During the Soviet Union, all domestic and international tourism was handled through the Moscow-centered “Intourist” (abbreviation of “international tourist”) company and its branches dispersed throughout the 15 soviet republics.
Intourist promotional brochures
In 1992 following independence, Uzbekistan established its own national company, “Uzbektourism” through which it implemented “a unified state policy in sphere of tourism.”
Uzbek transportation system went through a series of important upgrades in infrastructure of its airports, railroads and roads. In order to develop the tourism and service industry, the companies providing tourist services were granted tax exemptions and other benefits. The “Uzbektourism” developed its own logo and brand.
The company also developed its official website, welcomeuzbekistan.uz where currently visitors can search for information in six languages: English, German, French, Spanish, Korean and Russian (Chinese, Italian and Japanese are in progress).

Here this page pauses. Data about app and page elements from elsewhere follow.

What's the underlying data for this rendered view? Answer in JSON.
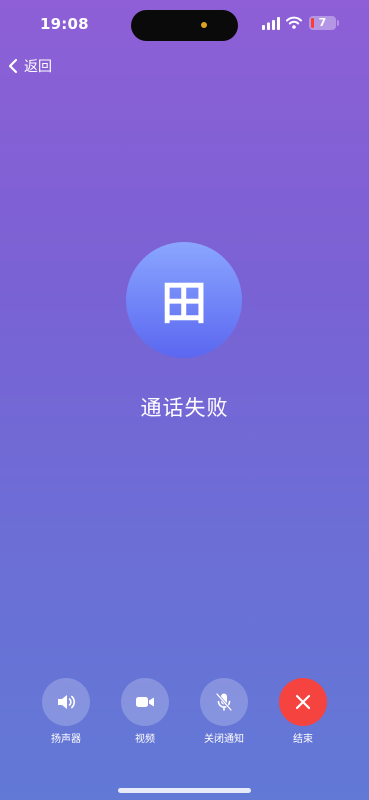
{
  "status_bar": {
    "time": "19:08",
    "battery": "7",
    "icons": [
      "moon-icon",
      "signal-icon",
      "wifi-icon",
      "battery-icon"
    ]
  },
  "nav": {
    "back_label": "返回",
    "back_icon": "chevron-left-icon"
  },
  "contact": {
    "avatar_text": "田",
    "status": "通话失败"
  },
  "controls": [
    {
      "label": "扬声器",
      "icon": "speaker-icon"
    },
    {
      "label": "视频",
      "icon": "video-camera-icon"
    },
    {
      "label": "关闭通知",
      "icon": "mic-muted-icon"
    },
    {
      "label": "结束",
      "icon": "close-icon"
    }
  ],
  "colors": {
    "end_call": "#f5433f",
    "battery_low": "#ff3b30",
    "island_dot": "#e0a520"
  }
}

In 2013 the company created an advertising campaign to attract more tourists from Europe by running special promotional one minute videos about Uzbekistan on Euronews channel.
According to the World Travel and Tourism Council (WTTC), the number of tourists to Uzbekistan has increased from 92,000 in 1995 to almost 2,000,000 in 2014; and it predicts the number of visitors to increase two-fold by 2025. Based on WTTC 2014 country report, “direct contribution” of tourism sector is 0.9% of total GDP, with “total contribution” of 3.0% to the GDP and total contribution of 387,500 jobs (2.6% of total employment). In the WTTC world ranking, Uzbekistan is placed 119 in absolute and 178 in relative GDP contribution out of 184 countries.
Uzbekistan ranking in the WTTC 2014 country report
Uzbekistan is making a steady progress in its tourism industry but remains low in the world ranking. One of the suggestions to attract more visitors would be to introduce visa free regime to its closest neighbors. However, because of security concerns and territorial border disputes between Uzbekistan, Tajikistan and Kyrgyzstan, access to roads and railways across borders is not permitted and blocked (even mined) in some areas. The unresolved issues hinder not only the growth of travel and tourism industry and the overall economic development but also the integration efforts in the region leading to isolation and mistrust between the states.
Aleksandra Kim, Analysis and Perspective of Tourism Development in Uzbekistan (May 2014) University of Santiago de Compostela. Retrieved from http://www.agaliasociacion.org/5.%20Aleksandra.pdf
Roman Muzalevsky, Border Disputes in the Ferghana Valley Threaten to Undermine Regional Trade and Stability (August 1, 2014). Eurasia Daily Monitor Volume: 11 Issue: 141. Retrieved from http://www.jamestown.org/programs/edm/single/?tx_ttnews%5Btt_news%5D=42706&cHash=53b6bf8f36b41d6221ada47e0516dfeb#.VtPHXvkrLIU
National Company “Uzbektourism” www.uzbektourism.uz
Postcards from Uzbekistan playlist https://www.youtube.com/playlist?list=PL4lX8Nxwcv7wNEY2GKrZk4hXhP4sYPbev
World Travel & Tourism Council, Travel and Tourism Economic Impact 2015: Uzbekistan. Retrieved from https://www.wttc.org/-/media/files/reports/economic%20impact%20research/countries%202015/uzbekistan2015.pdf